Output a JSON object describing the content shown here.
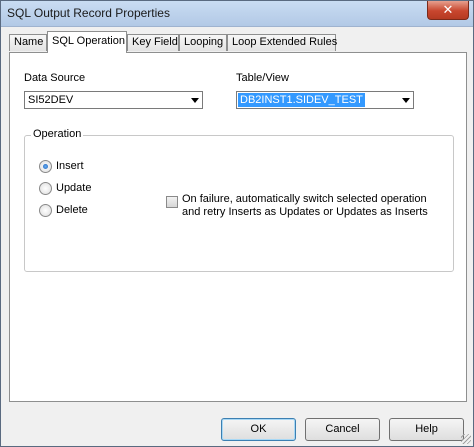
{
  "window": {
    "title": "SQL Output Record Properties",
    "close_glyph": "✕"
  },
  "tabs": [
    {
      "label": "Name",
      "active": false
    },
    {
      "label": "SQL Operation",
      "active": true
    },
    {
      "label": "Key Field",
      "active": false
    },
    {
      "label": "Looping",
      "active": false
    },
    {
      "label": "Loop Extended Rules",
      "active": false
    }
  ],
  "data_source": {
    "label": "Data Source",
    "value": "SI52DEV"
  },
  "table_view": {
    "label": "Table/View",
    "value": "DB2INST1.SIDEV_TEST"
  },
  "operation": {
    "title": "Operation",
    "options": [
      {
        "label": "Insert",
        "checked": true
      },
      {
        "label": "Update",
        "checked": false
      },
      {
        "label": "Delete",
        "checked": false
      }
    ],
    "failover_checkbox": {
      "label": "On failure, automatically switch selected operation and retry Inserts as Updates or Updates as Inserts",
      "checked": false
    }
  },
  "buttons": {
    "ok": "OK",
    "cancel": "Cancel",
    "help": "Help"
  },
  "colors": {
    "selection": "#3399ff",
    "radio_dot": "#1b5fb8",
    "close_button": "#c8462e"
  }
}
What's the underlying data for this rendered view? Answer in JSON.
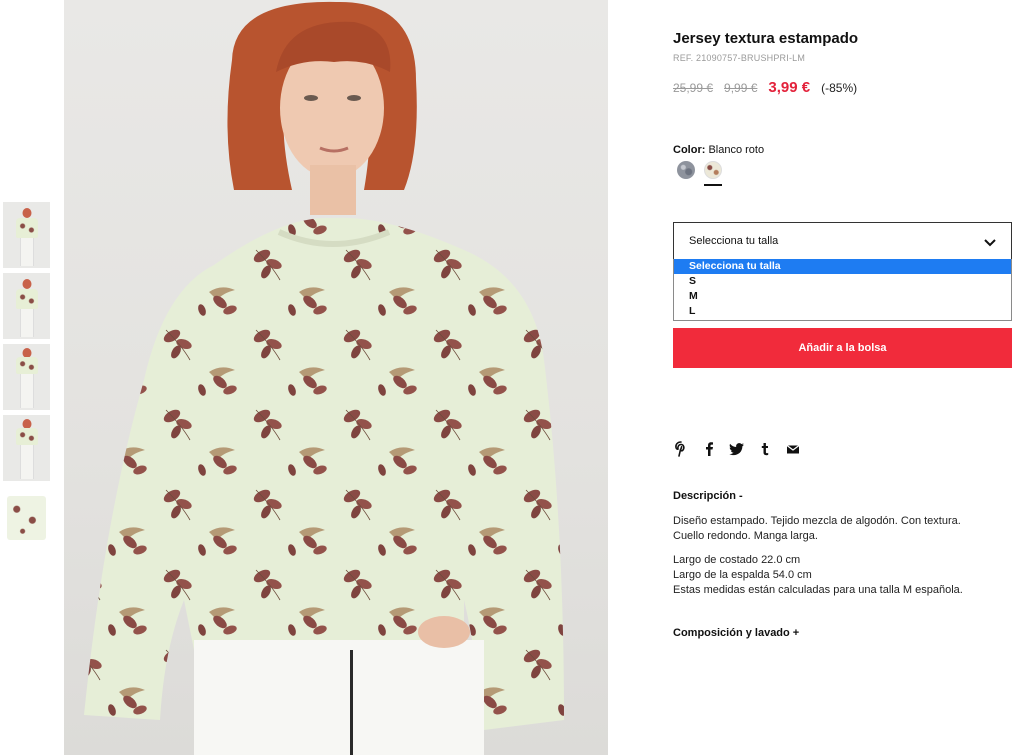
{
  "product": {
    "title": "Jersey textura estampado",
    "ref": "REF. 21090757-BRUSHPRI-LM",
    "price_original": "25,99 €",
    "price_previous": "9,99 €",
    "price_current": "3,99 €",
    "discount": "(-85%)"
  },
  "color": {
    "label": "Color:",
    "value": "Blanco roto",
    "swatches": [
      "grey-print-swatch",
      "offwhite-floral-swatch"
    ],
    "selected_index": 1
  },
  "size": {
    "placeholder": "Selecciona tu talla",
    "options": [
      "Selecciona tu talla",
      "S",
      "M",
      "L"
    ],
    "selected_index": 0
  },
  "add_to_bag": "Añadir a la bolsa",
  "share_icons": [
    "pinterest-icon",
    "facebook-icon",
    "twitter-icon",
    "tumblr-icon",
    "email-icon"
  ],
  "description": {
    "heading": "Descripción -",
    "text1": "Diseño estampado. Tejido mezcla de algodón. Con textura.",
    "text1b": "Cuello redondo. Manga larga.",
    "text2": "Largo de costado 22.0 cm",
    "text3": "Largo de la espalda 54.0 cm",
    "text4": "Estas medidas están calculadas para una talla M española."
  },
  "composition_heading": "Composición y lavado +",
  "thumbnails": [
    "front-view",
    "side-view",
    "full-body-view",
    "full-body-side-view",
    "flat-garment-view"
  ],
  "colors": {
    "accent": "#f12b3b",
    "price_red": "#e3223b",
    "select_highlight": "#1e7cf2"
  }
}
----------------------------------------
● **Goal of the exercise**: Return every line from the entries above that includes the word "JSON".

● **Solution to the problem**:
Output a JSON object describing the content shown here.
What's the underlying data for this rendered view? Answer in JSON.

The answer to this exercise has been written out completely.